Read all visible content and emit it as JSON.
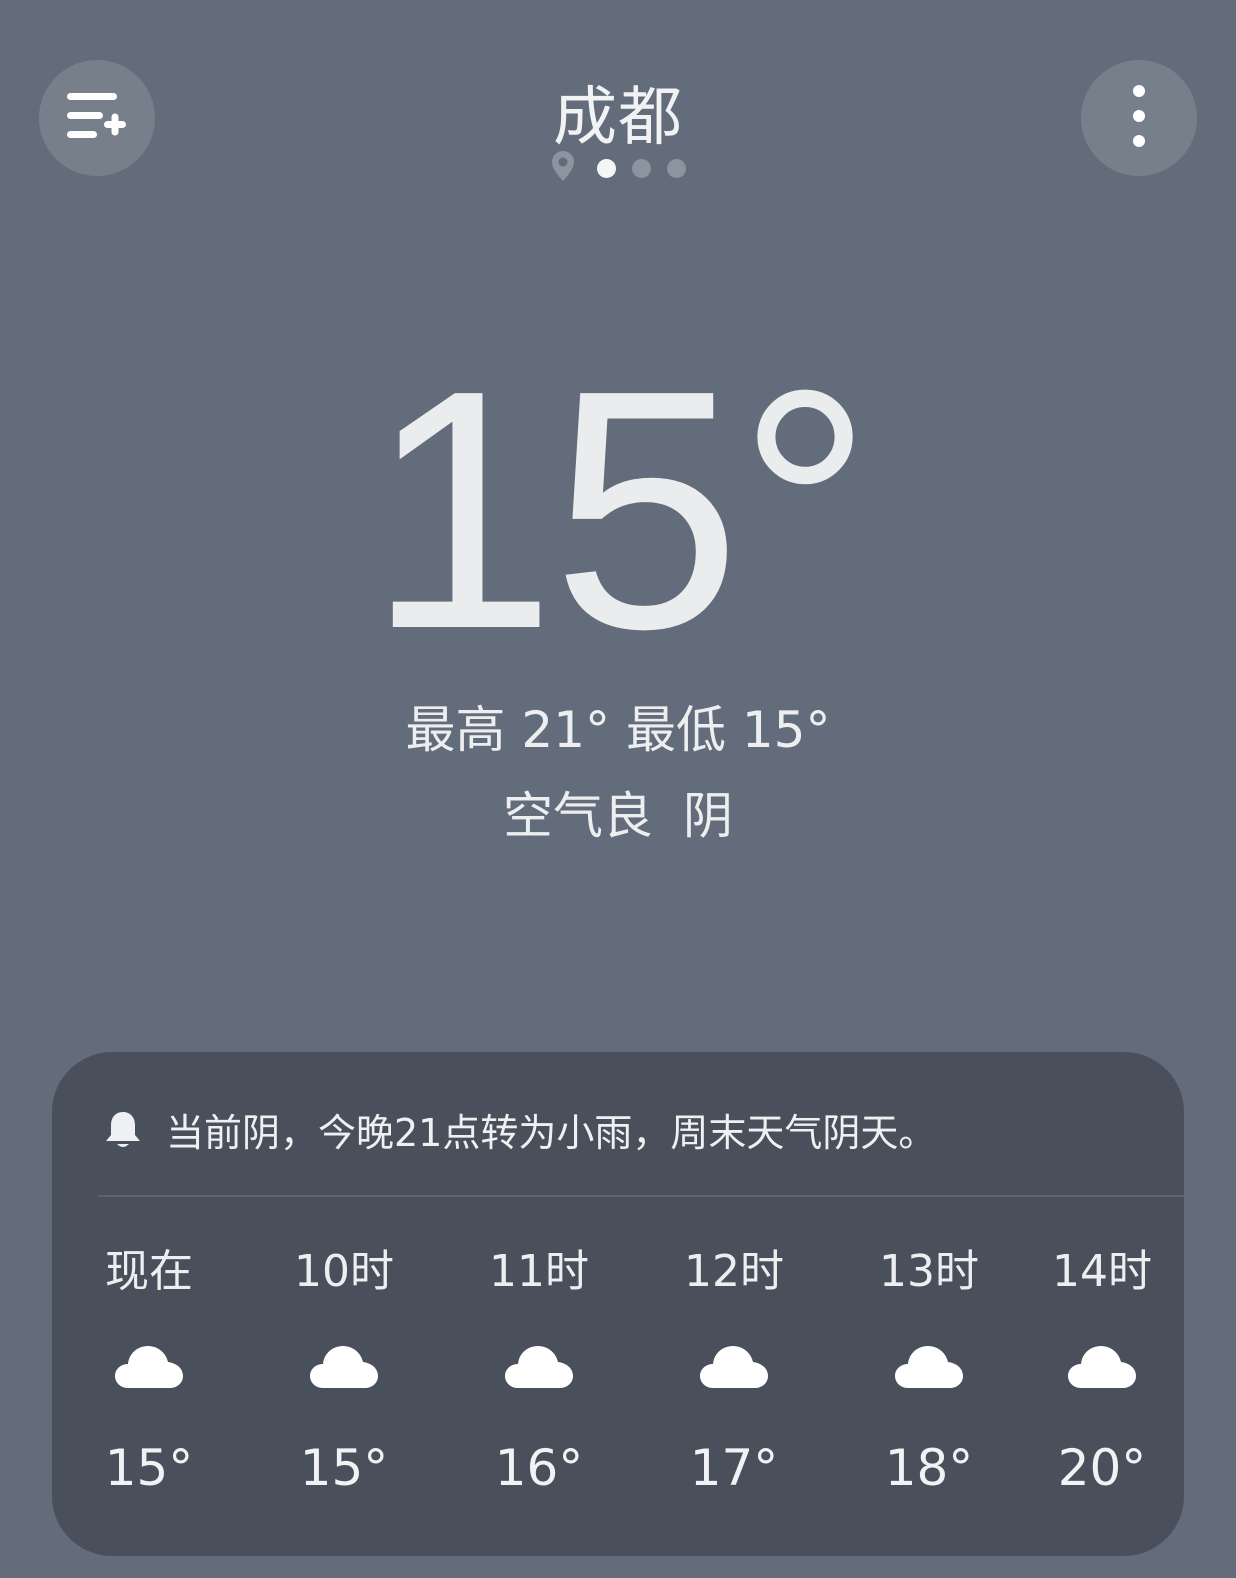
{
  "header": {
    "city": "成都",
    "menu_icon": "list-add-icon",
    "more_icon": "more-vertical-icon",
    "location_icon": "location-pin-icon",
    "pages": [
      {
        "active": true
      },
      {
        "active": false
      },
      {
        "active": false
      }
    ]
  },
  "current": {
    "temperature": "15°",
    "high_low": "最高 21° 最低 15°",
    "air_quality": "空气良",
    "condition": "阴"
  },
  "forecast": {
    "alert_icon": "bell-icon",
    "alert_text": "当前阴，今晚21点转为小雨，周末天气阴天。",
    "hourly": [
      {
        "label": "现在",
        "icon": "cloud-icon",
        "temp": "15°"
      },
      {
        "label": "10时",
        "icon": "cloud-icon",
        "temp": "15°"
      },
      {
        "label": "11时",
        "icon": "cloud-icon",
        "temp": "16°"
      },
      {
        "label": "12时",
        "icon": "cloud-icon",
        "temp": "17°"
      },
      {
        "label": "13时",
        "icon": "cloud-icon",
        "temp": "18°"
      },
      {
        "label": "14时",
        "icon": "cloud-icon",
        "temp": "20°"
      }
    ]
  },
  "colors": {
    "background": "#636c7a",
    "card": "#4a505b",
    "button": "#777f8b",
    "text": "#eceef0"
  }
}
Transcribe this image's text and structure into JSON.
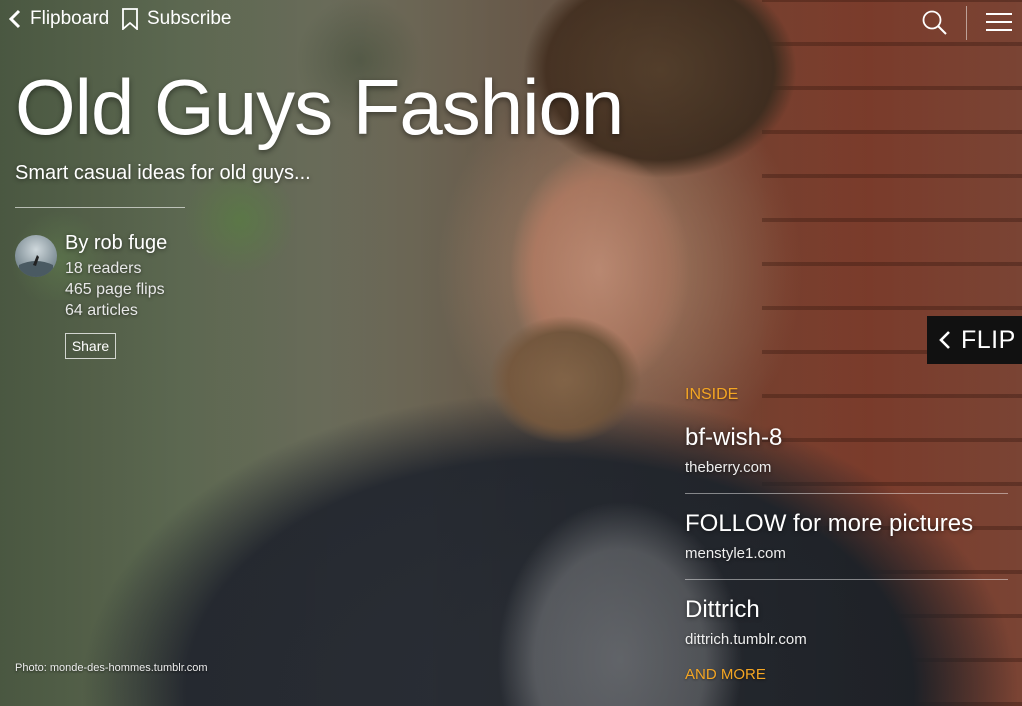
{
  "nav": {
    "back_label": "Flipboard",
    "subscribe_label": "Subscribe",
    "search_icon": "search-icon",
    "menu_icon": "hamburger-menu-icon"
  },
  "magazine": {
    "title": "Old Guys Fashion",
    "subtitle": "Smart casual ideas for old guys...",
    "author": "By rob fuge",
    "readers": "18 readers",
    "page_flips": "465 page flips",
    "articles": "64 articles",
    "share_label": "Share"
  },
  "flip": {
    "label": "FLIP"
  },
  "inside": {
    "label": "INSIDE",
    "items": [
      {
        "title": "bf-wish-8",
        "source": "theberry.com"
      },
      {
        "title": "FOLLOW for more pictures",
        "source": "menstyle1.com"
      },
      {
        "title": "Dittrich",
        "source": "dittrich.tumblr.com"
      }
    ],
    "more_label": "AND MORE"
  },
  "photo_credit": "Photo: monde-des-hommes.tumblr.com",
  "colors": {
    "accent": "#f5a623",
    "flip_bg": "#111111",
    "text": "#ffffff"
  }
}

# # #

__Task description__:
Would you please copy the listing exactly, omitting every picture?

__Response for this exercise__:
Read all visible content and emit it as JSON.
{
  "header": {
    "city": "成都",
    "menu_icon": "list-add-icon",
    "more_icon": "more-vertical-icon",
    "location_icon": "location-pin-icon",
    "pages": [
      {
        "active": true
      },
      {
        "active": false
      },
      {
        "active": false
      }
    ]
  },
  "current": {
    "temperature": "15°",
    "high_low": "最高 21° 最低 15°",
    "air_quality": "空气良",
    "condition": "阴"
  },
  "forecast": {
    "alert_icon": "bell-icon",
    "alert_text": "当前阴，今晚21点转为小雨，周末天气阴天。",
    "hourly": [
      {
        "label": "现在",
        "icon": "cloud-icon",
        "temp": "15°"
      },
      {
        "label": "10时",
        "icon": "cloud-icon",
        "temp": "15°"
      },
      {
        "label": "11时",
        "icon": "cloud-icon",
        "temp": "16°"
      },
      {
        "label": "12时",
        "icon": "cloud-icon",
        "temp": "17°"
      },
      {
        "label": "13时",
        "icon": "cloud-icon",
        "temp": "18°"
      },
      {
        "label": "14时",
        "icon": "cloud-icon",
        "temp": "20°"
      }
    ]
  },
  "colors": {
    "background": "#636c7a",
    "card": "#4a505b",
    "button": "#777f8b",
    "text": "#eceef0"
  }
}
Transcribe this image's text and structure into JSON.
{
  "nav": {
    "back_label": "Flipboard",
    "subscribe_label": "Subscribe",
    "search_icon": "search-icon",
    "menu_icon": "hamburger-menu-icon"
  },
  "magazine": {
    "title": "Old Guys Fashion",
    "subtitle": "Smart casual ideas for old guys...",
    "author": "By rob fuge",
    "readers": "18 readers",
    "page_flips": "465 page flips",
    "articles": "64 articles",
    "share_label": "Share"
  },
  "flip": {
    "label": "FLIP"
  },
  "inside": {
    "label": "INSIDE",
    "items": [
      {
        "title": "bf-wish-8",
        "source": "theberry.com"
      },
      {
        "title": "FOLLOW for more pictures",
        "source": "menstyle1.com"
      },
      {
        "title": "Dittrich",
        "source": "dittrich.tumblr.com"
      }
    ],
    "more_label": "AND MORE"
  },
  "photo_credit": "Photo: monde-des-hommes.tumblr.com",
  "colors": {
    "accent": "#f5a623",
    "flip_bg": "#111111",
    "text": "#ffffff"
  }
}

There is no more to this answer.